Budget votes usually come freighted with political implications, but the consequences may be more pronounced this year.
Democrats are waging an intense campaign to break the Republican supermajority in the legislature that gives the GOP power to control the agenda and ignore the Democratic governor.
Republicans, though anticipating some losses, are looking for newly competitive districts they can win.
Dallas Woodhouse, the state Republican Party executive director, said the party's list of targeted districts will expand depending on this week's budget votes. The GOP will look hard at defeating Democrats representing districts with high numbers of state employees, he said.
Democrats can't say they want more spending on education and higher state employee wages and then vote against a budget that provides that, Woodhouse said.
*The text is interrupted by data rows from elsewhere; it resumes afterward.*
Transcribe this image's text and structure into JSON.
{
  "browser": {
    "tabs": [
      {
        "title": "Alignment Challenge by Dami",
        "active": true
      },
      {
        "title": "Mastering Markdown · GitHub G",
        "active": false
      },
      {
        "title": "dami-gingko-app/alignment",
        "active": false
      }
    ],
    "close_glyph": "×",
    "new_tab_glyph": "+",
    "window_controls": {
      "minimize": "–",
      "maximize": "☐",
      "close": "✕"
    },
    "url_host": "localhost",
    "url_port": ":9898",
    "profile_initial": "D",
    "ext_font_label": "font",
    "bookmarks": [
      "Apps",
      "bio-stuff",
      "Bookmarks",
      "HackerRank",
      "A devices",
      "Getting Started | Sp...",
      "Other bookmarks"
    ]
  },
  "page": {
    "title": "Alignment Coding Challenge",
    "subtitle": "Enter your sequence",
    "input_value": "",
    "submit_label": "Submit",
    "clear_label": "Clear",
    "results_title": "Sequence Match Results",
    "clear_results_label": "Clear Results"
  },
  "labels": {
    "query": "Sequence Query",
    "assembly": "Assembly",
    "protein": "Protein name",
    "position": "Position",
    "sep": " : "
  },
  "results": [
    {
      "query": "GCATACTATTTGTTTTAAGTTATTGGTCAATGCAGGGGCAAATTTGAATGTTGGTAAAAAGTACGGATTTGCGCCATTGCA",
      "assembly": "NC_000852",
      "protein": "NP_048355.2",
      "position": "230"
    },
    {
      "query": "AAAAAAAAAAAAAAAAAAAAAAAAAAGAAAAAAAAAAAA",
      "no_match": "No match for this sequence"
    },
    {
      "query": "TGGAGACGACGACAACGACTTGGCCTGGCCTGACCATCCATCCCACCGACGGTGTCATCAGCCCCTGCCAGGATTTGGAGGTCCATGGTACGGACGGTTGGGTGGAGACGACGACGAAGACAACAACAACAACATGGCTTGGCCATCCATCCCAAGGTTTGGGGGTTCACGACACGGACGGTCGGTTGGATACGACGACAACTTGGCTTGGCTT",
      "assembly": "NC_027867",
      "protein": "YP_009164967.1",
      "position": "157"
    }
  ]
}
"The Democrats voting no on this budget, while bad for the people of North Carolina, will absolutely expand our target list," he said.
"If they don't vote for it, they suffer the consequences."
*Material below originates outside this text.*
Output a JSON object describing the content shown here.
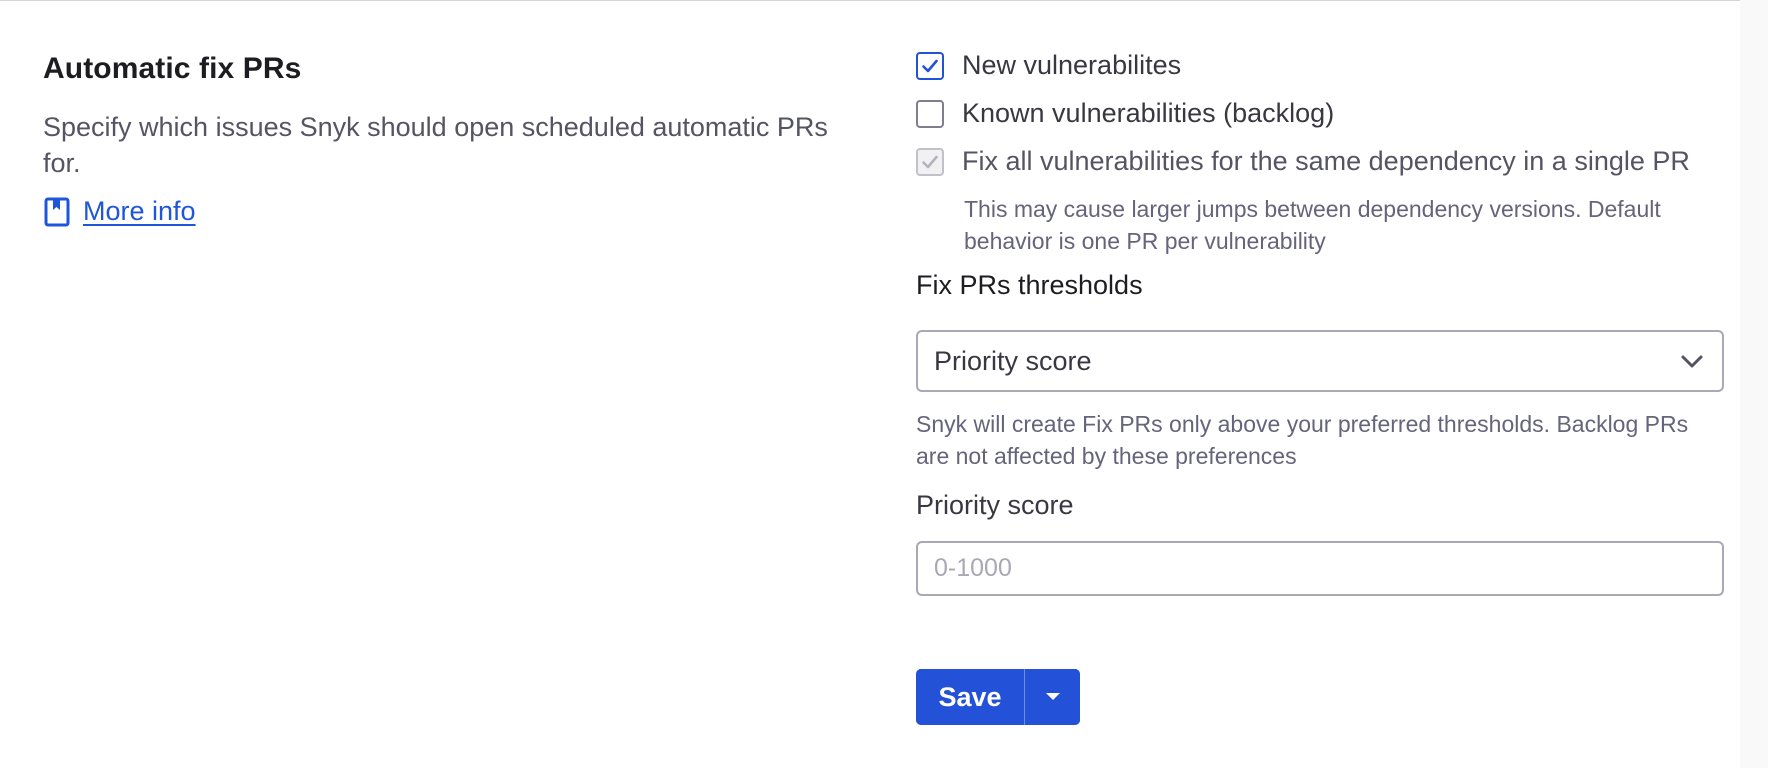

He mentioned Sen. Don Davis, a Democrat from Greenville, as a potential target, saying Davis would be voting against a pay raise for East Carolina University workers if he voted against the budget.
"Ads are ready to go on his district," Woodhouse said. The party sent out a press release focused on Davis.
Davis, who spent time with ECU students and employees who were observing "graduate education day" at the legislature, said he was still examining the budget.
"I'm talking to my constituents," Davis said. "My constituents will guide my decision, not Dallas."
Later in the day, Davis was the only Senate Democrat to vote for the budget, which passed 36-14. The plan would need to clear a second Senate vote and two House votes, which are expected to come this week to send the budget to Gov. Roy Cooper.
Senate Democratic leader Dan Blue of Raleigh said Woodhouse is spewing enough hot air to fill passenger balloons.
The teacher raises in the budget were not as generous as those Gov. Roy Cooper proposed, Blue said.
"We're not obligated to vote for bad budgets" that don't do enough for teachers and public education, to encourage job creation or to protect drinking water, Blue said.
Blue called the Republican strategy on the budget, which allows only up or down votes and no changes, the product of "backroom secret deals."